The article offers a way to unite three recent developments in the field of motor control and coordination: (1) The notion of synergies is introduced based on the principle of motor abundance; (2) The uncontrolled manifold hypothesis is described as offering a computational framework to identify and quantify synergies; and (3) The equilibrium-point hypothesis is described for a single muscle, single joint, and multijoint systems. Merging these concepts into a single coherent scheme requires focusing on control variables rather than performance variables. The principle of minimal final action is formulated as the guiding principle within the referent configuration hypothesis. Motor actions are associated with setting two types of variables by a controller, those that ultimately define average performance patterns and those that define associated synergies. Predictions of the suggested scheme are reviewed, such as the phenomenon of anticipatory synergy adjustments, quick actions without changes in synergies, atypical synergies, and changes in synergies with practice. A few models are briefly reviewed.
. McGill * 5 2008 24 2 166 174 10.1123/jab.24.2.166 Anticipatory Synergy Adjustments in Preparation to Self-Triggered Perturbations in Elderly Individuals Halla B. Olafsdottir * Sun Wook Kim * Vladimir M. Zatsiorsky * Mark L. Latash * 5 2008 24 2 175 179 10.1123/jab.24.2.175 Technical Notes
Julie Vaughan-Graham, Kara Patterson, Karl Zabjek and Cheryl A. Cott
( Krishnan, Aruin, & Latash, 2011 ; Massion, Alexandrov, & Frolov, 2004 ; Santos, Kanekar, & Aruin, 2010a , 2010b ). In addition to early postural adjustments and anticipatory postural adjustments, there is a developing body of literature on anticipatory synergy adjustments.
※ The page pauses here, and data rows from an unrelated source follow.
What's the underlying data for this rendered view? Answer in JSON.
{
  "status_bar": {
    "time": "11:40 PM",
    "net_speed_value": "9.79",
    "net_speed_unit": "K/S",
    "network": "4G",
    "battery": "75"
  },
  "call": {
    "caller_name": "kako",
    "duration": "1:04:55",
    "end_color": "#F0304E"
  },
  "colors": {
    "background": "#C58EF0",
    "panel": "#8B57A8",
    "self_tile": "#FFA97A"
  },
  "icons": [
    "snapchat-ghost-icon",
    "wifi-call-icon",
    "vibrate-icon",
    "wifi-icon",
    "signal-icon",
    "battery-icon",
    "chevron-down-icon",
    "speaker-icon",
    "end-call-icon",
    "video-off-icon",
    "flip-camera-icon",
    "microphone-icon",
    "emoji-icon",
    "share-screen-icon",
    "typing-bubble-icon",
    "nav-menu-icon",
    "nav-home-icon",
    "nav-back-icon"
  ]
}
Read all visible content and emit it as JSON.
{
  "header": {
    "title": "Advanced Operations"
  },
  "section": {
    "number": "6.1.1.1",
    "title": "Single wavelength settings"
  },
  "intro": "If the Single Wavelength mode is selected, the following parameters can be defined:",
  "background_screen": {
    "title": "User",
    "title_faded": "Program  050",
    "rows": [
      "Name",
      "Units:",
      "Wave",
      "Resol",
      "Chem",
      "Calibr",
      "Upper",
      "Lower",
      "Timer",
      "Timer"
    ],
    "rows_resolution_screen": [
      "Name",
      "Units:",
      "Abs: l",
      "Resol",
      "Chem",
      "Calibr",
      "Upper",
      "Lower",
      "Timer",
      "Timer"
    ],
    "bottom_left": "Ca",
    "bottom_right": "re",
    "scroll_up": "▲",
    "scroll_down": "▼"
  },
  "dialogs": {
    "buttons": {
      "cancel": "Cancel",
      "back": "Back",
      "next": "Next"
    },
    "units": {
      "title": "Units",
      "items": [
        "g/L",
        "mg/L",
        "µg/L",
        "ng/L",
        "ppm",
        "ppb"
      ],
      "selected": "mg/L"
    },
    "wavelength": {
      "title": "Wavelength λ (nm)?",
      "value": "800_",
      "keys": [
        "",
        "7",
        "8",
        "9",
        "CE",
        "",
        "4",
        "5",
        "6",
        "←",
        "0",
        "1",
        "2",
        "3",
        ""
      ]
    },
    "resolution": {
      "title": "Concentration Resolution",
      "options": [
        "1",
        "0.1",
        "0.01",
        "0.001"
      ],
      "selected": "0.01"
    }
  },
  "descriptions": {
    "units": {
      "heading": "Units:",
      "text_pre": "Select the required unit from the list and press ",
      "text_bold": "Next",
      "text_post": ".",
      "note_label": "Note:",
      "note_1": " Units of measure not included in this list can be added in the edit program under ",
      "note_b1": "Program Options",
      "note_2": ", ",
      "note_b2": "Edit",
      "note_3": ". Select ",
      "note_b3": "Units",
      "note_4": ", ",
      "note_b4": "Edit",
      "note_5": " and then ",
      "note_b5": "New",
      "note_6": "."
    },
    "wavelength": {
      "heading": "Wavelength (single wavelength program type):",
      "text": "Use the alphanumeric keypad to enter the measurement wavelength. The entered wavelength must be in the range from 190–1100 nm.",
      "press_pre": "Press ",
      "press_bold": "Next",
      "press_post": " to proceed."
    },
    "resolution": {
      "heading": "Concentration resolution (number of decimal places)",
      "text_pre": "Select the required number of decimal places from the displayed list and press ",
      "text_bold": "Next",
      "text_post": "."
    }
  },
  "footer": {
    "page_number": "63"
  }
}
Anticipatory synergy
Christopher A. DiCesare, Scott Bonnette, Gregory D. Myer and Adam W. Kiefer
( 5 ), 504 – 508 . doi:10.1016/j.clinbiomech.2011.01.004 10.1016/j.clinbiomech.2011.01.004 Klous , M. , Mikulic , P. , & Latash , M.L. ( 2011 ). Two aspects of feedforward postural control: Anticipatory postural adjustments and anticipatory synergy adjustments . Journal of Neurophysiology
Momoko Yamagata, Ali Falaki and Mark L. Latash
.gaitpost.2016.01.006 Klous , M. , Mikulic , P. , & Latash , M.L. ( 2011 ). Two aspects of feed-forward postural control: Anticipatory postural adjustments and anticipatory synergy adjustments . Journal of Neurophysiology, 105 , 2275 – 2288 . PubMed ID: 21389305 doi:10.1152/jn.00665.2010 10.1152/jn